Recorded data
-------------------------

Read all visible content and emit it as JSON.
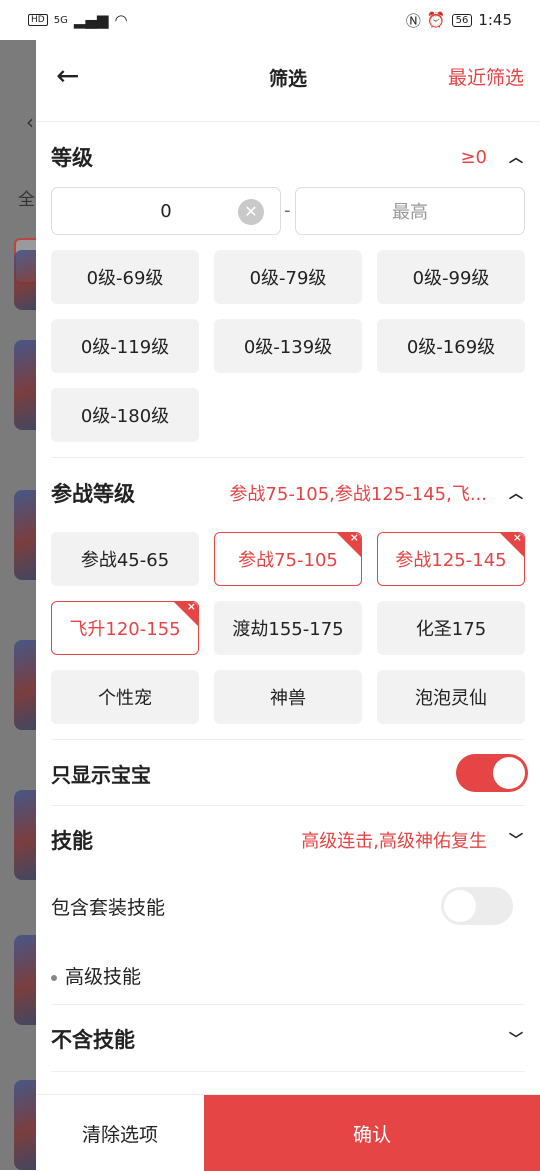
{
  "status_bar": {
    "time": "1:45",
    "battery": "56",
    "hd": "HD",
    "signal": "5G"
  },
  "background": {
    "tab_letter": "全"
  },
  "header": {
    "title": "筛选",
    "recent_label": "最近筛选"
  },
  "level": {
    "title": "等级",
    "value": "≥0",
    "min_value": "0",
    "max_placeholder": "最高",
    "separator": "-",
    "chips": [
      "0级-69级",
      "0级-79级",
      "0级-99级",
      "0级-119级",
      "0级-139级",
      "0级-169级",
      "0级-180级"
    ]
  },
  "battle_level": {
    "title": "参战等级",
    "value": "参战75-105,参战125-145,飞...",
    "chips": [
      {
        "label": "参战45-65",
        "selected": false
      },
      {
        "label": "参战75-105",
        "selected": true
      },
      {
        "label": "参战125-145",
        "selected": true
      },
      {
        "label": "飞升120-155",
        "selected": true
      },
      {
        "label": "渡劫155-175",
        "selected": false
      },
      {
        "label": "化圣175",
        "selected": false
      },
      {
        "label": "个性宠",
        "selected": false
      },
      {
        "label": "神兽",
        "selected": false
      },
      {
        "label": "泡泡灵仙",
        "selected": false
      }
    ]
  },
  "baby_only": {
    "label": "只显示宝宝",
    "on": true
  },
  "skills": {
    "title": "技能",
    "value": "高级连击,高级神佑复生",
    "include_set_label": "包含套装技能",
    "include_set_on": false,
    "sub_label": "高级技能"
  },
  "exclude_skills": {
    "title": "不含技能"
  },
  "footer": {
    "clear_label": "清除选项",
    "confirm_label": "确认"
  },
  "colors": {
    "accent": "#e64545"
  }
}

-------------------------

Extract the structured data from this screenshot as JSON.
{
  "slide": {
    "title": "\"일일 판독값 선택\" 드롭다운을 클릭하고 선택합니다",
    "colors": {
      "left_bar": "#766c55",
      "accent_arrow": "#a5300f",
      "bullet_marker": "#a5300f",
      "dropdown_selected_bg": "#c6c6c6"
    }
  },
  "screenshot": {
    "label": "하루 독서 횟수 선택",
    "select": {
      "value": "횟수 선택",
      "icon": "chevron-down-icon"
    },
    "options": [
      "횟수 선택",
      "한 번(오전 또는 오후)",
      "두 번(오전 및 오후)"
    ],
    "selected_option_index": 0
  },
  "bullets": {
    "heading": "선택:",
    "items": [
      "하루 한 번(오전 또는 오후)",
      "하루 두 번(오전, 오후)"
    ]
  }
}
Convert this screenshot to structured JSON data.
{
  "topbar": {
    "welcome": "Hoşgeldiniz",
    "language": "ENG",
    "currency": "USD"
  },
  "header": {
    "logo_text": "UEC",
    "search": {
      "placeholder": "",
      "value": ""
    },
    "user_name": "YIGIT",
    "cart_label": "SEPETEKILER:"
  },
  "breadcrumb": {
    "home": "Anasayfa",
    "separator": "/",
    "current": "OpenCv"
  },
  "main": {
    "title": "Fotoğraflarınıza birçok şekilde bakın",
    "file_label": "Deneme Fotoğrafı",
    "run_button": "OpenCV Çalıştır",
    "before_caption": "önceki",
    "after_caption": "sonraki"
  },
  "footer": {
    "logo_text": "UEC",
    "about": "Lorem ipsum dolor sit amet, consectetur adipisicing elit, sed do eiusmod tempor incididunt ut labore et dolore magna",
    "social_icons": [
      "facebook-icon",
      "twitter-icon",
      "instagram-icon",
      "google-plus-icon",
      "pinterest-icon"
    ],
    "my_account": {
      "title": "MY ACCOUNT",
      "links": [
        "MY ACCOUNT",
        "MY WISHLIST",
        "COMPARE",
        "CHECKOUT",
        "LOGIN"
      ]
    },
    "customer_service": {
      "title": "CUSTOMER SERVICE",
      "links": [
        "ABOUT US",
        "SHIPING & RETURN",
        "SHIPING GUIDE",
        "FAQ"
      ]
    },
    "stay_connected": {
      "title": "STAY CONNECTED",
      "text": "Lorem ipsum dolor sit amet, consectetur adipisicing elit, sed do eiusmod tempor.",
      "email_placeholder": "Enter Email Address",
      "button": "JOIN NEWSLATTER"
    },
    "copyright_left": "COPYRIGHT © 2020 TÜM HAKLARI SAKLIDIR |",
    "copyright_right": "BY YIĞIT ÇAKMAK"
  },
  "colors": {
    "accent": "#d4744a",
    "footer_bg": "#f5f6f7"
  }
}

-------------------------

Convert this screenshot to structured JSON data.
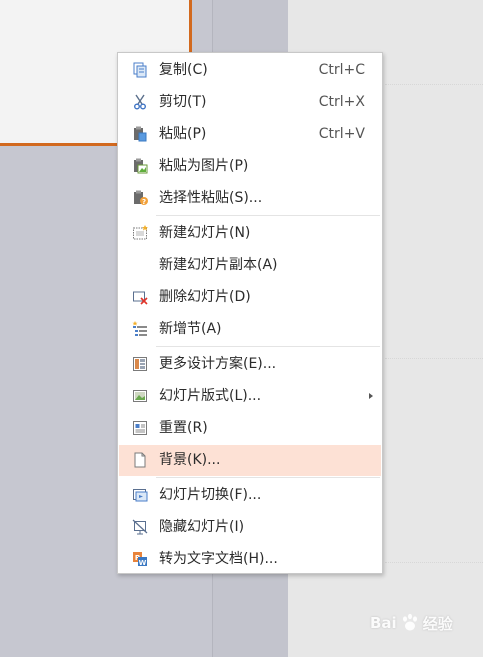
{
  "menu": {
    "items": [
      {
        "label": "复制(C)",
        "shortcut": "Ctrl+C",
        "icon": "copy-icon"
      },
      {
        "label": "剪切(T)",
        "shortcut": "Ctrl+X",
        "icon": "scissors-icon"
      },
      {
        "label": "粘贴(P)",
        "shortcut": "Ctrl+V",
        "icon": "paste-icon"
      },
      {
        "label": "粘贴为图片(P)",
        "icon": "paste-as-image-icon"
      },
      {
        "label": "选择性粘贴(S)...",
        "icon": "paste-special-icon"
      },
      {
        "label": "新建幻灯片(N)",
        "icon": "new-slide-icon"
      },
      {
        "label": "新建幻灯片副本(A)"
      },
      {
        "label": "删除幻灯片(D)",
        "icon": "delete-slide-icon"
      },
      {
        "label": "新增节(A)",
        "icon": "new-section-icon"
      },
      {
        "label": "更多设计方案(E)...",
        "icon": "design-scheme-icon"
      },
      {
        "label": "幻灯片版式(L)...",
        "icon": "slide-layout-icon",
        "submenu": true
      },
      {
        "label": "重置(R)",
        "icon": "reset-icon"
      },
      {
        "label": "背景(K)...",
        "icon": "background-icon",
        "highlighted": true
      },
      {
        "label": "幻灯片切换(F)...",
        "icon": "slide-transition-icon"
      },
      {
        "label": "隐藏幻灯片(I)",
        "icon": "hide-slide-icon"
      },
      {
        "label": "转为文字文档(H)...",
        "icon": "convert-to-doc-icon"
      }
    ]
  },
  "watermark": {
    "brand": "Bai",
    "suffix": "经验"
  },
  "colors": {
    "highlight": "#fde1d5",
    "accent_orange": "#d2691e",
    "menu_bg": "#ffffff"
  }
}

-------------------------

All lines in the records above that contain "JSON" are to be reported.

> Your response
Read all visible content and emit it as JSON.
Extract the structured data from this screenshot as JSON.
Convert this screenshot to structured JSON data.
Convert this screenshot to structured JSON data.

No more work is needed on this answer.